> **Instructions to follow**
Run through the data and copy out every line that mentions the word "khẩu".

==== Data section ====

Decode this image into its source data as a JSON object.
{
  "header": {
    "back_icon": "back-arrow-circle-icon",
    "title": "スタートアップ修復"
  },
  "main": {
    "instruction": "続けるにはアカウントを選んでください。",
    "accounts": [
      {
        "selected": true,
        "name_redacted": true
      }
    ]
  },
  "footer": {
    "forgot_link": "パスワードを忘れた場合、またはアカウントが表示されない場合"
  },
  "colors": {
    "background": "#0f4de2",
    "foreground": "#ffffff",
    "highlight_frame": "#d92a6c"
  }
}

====
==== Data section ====

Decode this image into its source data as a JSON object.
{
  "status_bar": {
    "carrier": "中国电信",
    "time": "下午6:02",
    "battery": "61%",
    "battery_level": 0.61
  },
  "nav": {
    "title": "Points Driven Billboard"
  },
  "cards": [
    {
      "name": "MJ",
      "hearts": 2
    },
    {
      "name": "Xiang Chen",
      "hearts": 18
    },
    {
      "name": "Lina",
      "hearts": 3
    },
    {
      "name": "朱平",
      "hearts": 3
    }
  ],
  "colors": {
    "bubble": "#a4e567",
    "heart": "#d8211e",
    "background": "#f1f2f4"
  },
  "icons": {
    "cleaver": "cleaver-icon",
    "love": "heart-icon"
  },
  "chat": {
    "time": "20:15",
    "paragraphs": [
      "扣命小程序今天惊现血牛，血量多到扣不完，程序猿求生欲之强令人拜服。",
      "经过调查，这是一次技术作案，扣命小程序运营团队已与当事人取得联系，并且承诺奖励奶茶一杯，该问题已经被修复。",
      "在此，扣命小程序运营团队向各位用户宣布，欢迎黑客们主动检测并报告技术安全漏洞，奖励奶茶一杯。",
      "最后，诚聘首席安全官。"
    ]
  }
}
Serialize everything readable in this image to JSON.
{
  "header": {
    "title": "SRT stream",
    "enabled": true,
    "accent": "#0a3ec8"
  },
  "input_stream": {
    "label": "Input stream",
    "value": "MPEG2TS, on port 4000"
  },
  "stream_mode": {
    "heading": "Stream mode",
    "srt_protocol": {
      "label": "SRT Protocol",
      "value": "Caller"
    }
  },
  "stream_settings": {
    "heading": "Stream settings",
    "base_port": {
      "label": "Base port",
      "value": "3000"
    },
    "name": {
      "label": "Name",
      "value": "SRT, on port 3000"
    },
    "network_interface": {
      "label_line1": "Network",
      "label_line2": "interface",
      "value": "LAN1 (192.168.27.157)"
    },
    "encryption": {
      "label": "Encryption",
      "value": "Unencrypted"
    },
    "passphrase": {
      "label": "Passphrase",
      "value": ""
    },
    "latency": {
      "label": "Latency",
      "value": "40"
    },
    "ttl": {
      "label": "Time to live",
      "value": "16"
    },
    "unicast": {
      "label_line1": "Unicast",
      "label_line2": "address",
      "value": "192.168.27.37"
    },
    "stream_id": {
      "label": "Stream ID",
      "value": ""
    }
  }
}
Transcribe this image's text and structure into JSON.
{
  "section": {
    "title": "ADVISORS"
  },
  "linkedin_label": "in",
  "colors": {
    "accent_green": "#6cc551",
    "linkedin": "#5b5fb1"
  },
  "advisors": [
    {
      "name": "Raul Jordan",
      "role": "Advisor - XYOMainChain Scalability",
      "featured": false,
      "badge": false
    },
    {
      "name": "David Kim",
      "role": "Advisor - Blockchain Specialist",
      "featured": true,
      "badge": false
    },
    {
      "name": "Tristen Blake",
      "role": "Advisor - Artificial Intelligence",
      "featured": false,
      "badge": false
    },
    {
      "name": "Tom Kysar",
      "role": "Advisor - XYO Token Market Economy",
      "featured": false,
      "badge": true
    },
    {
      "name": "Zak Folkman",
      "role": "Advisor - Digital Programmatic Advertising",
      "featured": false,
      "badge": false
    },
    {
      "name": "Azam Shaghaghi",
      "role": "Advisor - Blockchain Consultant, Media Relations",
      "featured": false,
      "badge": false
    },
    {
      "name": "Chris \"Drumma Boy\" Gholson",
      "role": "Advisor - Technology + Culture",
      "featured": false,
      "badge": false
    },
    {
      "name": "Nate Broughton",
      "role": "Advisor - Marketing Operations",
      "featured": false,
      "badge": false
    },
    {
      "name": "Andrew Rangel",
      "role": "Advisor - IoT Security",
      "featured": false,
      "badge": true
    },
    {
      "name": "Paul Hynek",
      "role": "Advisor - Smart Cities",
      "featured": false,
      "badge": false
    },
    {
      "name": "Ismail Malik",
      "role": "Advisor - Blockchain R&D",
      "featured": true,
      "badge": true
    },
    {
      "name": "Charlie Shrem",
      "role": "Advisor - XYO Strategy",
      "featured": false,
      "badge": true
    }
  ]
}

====
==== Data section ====

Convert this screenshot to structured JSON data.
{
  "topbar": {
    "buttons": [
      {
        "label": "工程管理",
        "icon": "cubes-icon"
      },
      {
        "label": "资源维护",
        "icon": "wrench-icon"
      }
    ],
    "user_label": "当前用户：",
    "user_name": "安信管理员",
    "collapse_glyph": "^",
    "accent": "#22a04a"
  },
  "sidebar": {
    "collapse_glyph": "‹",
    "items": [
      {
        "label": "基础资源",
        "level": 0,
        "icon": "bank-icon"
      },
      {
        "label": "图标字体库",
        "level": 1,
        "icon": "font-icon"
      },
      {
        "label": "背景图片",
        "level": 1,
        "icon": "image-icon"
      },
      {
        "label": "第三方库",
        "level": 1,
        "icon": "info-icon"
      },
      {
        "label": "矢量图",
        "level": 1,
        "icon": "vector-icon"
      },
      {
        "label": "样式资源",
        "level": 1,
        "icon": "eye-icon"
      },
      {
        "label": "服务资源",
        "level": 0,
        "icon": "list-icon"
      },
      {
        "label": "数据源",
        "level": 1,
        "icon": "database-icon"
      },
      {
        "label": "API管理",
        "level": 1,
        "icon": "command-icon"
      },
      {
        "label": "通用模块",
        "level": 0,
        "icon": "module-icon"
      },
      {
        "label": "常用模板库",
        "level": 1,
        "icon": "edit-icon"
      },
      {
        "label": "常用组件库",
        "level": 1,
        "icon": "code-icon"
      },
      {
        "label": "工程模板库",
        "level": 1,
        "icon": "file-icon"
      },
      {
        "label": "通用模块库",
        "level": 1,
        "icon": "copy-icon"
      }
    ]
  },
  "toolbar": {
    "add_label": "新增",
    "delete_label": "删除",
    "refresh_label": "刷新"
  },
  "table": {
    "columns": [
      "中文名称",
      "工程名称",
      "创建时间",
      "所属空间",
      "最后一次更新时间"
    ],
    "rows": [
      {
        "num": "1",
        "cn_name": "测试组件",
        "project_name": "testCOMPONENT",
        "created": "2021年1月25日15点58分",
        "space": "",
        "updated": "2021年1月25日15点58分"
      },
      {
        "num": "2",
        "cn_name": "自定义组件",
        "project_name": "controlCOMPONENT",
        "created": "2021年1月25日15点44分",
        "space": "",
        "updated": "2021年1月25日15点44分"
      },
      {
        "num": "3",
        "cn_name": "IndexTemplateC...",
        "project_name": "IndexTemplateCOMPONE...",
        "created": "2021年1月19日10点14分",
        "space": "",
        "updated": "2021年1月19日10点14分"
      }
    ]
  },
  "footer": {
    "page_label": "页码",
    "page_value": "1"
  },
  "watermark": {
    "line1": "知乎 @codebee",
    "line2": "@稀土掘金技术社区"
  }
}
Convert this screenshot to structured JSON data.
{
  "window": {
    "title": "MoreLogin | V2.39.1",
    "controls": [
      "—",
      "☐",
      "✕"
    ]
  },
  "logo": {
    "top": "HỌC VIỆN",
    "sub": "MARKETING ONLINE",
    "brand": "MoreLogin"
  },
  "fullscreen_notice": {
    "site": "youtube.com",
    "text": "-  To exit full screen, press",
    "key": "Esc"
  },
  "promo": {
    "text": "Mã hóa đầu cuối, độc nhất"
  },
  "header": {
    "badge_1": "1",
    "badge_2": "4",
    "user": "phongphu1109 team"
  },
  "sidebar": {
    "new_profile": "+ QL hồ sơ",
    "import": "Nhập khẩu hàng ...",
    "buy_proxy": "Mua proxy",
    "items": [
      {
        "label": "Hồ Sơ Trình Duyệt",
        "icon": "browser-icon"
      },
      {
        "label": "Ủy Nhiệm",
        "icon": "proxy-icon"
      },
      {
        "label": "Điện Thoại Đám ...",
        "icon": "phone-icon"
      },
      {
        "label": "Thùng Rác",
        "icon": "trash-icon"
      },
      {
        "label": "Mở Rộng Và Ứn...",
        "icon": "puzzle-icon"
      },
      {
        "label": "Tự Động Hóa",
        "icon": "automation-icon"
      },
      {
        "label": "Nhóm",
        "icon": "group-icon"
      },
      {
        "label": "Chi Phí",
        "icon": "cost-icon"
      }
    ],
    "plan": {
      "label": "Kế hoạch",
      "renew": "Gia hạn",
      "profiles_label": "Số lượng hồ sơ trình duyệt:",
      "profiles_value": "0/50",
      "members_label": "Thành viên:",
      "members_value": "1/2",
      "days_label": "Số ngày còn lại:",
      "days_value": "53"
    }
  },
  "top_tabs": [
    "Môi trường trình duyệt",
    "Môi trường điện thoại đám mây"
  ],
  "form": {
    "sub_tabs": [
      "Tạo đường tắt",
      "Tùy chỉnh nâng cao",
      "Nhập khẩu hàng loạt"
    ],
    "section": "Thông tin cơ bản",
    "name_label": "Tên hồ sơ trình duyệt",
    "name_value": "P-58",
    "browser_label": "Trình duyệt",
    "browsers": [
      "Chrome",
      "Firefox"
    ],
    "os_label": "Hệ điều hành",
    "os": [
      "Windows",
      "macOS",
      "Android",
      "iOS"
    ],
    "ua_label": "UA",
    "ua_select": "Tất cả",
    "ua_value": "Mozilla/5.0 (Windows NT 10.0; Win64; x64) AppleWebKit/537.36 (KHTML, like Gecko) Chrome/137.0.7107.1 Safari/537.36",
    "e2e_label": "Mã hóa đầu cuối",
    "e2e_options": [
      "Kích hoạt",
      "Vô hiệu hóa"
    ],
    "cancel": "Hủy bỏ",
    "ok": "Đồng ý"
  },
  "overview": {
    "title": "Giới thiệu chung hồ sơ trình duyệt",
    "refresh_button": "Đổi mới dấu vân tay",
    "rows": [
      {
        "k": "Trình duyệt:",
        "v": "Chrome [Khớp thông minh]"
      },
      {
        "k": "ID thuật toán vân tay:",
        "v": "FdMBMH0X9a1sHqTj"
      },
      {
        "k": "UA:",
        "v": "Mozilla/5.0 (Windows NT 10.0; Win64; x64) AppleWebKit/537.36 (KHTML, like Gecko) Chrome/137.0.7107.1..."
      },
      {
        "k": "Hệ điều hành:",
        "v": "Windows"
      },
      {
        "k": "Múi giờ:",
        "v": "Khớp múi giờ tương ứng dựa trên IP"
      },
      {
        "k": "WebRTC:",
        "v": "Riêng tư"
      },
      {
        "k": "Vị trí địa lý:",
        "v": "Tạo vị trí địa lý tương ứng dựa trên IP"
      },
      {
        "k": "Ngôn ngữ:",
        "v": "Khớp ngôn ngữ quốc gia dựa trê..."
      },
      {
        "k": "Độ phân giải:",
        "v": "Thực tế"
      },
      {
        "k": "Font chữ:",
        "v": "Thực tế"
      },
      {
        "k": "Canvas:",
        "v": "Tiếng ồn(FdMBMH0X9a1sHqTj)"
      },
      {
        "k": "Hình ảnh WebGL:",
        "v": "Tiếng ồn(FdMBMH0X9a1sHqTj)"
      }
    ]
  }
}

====

> **Task solution**
    "import": "Nhập khẩu hàng ...",
      "Nhập khẩu hàng loạt"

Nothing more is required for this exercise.